* [TASK REQUIREMENTS]:
Count the lines below that contain the word "Sólo", and state only that number.

==========

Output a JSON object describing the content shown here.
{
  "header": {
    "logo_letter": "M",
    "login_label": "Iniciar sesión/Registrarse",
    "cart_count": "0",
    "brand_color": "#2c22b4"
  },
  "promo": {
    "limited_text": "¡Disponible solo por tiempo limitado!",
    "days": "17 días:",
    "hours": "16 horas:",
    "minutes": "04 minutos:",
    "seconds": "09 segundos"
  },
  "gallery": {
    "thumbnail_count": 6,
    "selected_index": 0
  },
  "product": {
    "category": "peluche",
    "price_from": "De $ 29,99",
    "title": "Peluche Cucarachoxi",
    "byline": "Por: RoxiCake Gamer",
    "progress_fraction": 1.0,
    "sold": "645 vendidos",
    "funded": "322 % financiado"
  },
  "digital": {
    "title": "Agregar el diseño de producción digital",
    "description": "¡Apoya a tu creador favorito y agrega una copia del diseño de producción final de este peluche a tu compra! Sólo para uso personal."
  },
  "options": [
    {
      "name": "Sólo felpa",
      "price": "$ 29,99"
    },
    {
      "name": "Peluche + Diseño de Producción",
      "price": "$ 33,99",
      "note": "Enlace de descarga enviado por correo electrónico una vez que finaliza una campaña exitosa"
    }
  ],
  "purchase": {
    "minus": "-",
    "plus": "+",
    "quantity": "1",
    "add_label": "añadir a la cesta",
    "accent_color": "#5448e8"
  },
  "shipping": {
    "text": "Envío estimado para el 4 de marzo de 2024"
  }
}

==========

* [RESULT]:
2